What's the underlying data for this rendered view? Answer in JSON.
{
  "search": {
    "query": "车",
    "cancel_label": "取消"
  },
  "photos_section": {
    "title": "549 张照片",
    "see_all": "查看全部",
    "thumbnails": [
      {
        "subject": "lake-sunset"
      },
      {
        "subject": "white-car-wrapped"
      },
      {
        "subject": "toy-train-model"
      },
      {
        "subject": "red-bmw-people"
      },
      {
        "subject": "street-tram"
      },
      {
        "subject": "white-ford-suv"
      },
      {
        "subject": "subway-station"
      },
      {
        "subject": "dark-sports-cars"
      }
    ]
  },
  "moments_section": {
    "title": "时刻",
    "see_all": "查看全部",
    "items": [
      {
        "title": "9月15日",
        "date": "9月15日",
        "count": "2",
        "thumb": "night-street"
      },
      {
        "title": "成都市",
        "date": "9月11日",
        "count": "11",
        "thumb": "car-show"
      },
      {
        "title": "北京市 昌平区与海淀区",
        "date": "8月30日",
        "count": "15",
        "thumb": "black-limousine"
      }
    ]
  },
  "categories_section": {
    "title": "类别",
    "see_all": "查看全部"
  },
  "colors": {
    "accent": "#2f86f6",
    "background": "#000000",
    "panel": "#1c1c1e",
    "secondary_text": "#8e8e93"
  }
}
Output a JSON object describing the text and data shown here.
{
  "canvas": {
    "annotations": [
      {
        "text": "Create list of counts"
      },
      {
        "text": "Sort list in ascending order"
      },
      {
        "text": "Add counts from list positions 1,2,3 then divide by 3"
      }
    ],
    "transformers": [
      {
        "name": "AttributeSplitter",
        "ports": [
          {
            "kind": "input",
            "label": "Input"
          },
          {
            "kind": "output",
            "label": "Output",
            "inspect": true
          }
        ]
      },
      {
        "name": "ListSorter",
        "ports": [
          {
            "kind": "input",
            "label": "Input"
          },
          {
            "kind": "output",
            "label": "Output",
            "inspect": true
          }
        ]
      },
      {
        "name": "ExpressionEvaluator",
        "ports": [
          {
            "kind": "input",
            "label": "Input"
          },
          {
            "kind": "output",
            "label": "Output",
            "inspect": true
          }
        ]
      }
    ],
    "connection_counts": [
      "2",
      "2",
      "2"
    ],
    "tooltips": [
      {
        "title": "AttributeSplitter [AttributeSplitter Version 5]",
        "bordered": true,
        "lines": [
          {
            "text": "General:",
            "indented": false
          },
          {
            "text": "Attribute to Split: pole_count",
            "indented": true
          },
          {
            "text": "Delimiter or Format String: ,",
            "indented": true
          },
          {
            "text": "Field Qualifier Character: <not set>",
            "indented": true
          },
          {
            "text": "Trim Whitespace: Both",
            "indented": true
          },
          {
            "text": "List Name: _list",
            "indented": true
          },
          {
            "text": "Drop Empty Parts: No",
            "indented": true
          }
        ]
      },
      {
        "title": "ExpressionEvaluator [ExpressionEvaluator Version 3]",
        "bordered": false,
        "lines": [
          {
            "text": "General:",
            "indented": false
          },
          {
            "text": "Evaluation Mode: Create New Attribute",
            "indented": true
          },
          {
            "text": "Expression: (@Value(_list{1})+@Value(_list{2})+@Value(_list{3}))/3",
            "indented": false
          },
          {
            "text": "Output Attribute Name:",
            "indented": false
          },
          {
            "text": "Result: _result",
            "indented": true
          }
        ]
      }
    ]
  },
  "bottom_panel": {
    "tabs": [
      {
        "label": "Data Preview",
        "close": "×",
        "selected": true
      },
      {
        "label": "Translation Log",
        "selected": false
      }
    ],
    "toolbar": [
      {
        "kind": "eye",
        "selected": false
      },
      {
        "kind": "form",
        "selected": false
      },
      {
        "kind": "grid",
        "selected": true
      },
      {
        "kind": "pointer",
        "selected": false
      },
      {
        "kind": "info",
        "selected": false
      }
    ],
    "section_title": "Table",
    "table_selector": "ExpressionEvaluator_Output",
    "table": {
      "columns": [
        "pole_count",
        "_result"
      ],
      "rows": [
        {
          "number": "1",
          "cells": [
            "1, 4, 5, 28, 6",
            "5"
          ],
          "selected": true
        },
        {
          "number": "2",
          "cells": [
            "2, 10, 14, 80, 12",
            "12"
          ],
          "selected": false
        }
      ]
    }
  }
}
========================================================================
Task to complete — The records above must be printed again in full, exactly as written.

Answer area —
What's the underlying data for this rendered view? Answer in JSON.
{
  "search": {
    "query": "车",
    "cancel_label": "取消"
  },
  "photos_section": {
    "title": "549 张照片",
    "see_all": "查看全部",
    "thumbnails": [
      {
        "subject": "lake-sunset"
      },
      {
        "subject": "white-car-wrapped"
      },
      {
        "subject": "toy-train-model"
      },
      {
        "subject": "red-bmw-people"
      },
      {
        "subject": "street-tram"
      },
      {
        "subject": "white-ford-suv"
      },
      {
        "subject": "subway-station"
      },
      {
        "subject": "dark-sports-cars"
      }
    ]
  },
  "moments_section": {
    "title": "时刻",
    "see_all": "查看全部",
    "items": [
      {
        "title": "9月15日",
        "date": "9月15日",
        "count": "2",
        "thumb": "night-street"
      },
      {
        "title": "成都市",
        "date": "9月11日",
        "count": "11",
        "thumb": "car-show"
      },
      {
        "title": "北京市 昌平区与海淀区",
        "date": "8月30日",
        "count": "15",
        "thumb": "black-limousine"
      }
    ]
  },
  "categories_section": {
    "title": "类别",
    "see_all": "查看全部"
  },
  "colors": {
    "accent": "#2f86f6",
    "background": "#000000",
    "panel": "#1c1c1e",
    "secondary_text": "#8e8e93"
  }
}
Output a JSON object describing the text and data shown here.
{
  "canvas": {
    "annotations": [
      {
        "text": "Create list of counts"
      },
      {
        "text": "Sort list in ascending order"
      },
      {
        "text": "Add counts from list positions 1,2,3 then divide by 3"
      }
    ],
    "transformers": [
      {
        "name": "AttributeSplitter",
        "ports": [
          {
            "kind": "input",
            "label": "Input"
          },
          {
            "kind": "output",
            "label": "Output",
            "inspect": true
          }
        ]
      },
      {
        "name": "ListSorter",
        "ports": [
          {
            "kind": "input",
            "label": "Input"
          },
          {
            "kind": "output",
            "label": "Output",
            "inspect": true
          }
        ]
      },
      {
        "name": "ExpressionEvaluator",
        "ports": [
          {
            "kind": "input",
            "label": "Input"
          },
          {
            "kind": "output",
            "label": "Output",
            "inspect": true
          }
        ]
      }
    ],
    "connection_counts": [
      "2",
      "2",
      "2"
    ],
    "tooltips": [
      {
        "title": "AttributeSplitter [AttributeSplitter Version 5]",
        "bordered": true,
        "lines": [
          {
            "text": "General:",
            "indented": false
          },
          {
            "text": "Attribute to Split: pole_count",
            "indented": true
          },
          {
            "text": "Delimiter or Format String: ,",
            "indented": true
          },
          {
            "text": "Field Qualifier Character: <not set>",
            "indented": true
          },
          {
            "text": "Trim Whitespace: Both",
            "indented": true
          },
          {
            "text": "List Name: _list",
            "indented": true
          },
          {
            "text": "Drop Empty Parts: No",
            "indented": true
          }
        ]
      },
      {
        "title": "ExpressionEvaluator [ExpressionEvaluator Version 3]",
        "bordered": false,
        "lines": [
          {
            "text": "General:",
            "indented": false
          },
          {
            "text": "Evaluation Mode: Create New Attribute",
            "indented": true
          },
          {
            "text": "Expression: (@Value(_list{1})+@Value(_list{2})+@Value(_list{3}))/3",
            "indented": false
          },
          {
            "text": "Output Attribute Name:",
            "indented": false
          },
          {
            "text": "Result: _result",
            "indented": true
          }
        ]
      }
    ]
  },
  "bottom_panel": {
    "tabs": [
      {
        "label": "Data Preview",
        "close": "×",
        "selected": true
      },
      {
        "label": "Translation Log",
        "selected": false
      }
    ],
    "toolbar": [
      {
        "kind": "eye",
        "selected": false
      },
      {
        "kind": "form",
        "selected": false
      },
      {
        "kind": "grid",
        "selected": true
      },
      {
        "kind": "pointer",
        "selected": false
      },
      {
        "kind": "info",
        "selected": false
      }
    ],
    "section_title": "Table",
    "table_selector": "ExpressionEvaluator_Output",
    "table": {
      "columns": [
        "pole_count",
        "_result"
      ],
      "rows": [
        {
          "number": "1",
          "cells": [
            "1, 4, 5, 28, 6",
            "5"
          ],
          "selected": true
        },
        {
          "number": "2",
          "cells": [
            "2, 10, 14, 80, 12",
            "12"
          ],
          "selected": false
        }
      ]
    }
  }
}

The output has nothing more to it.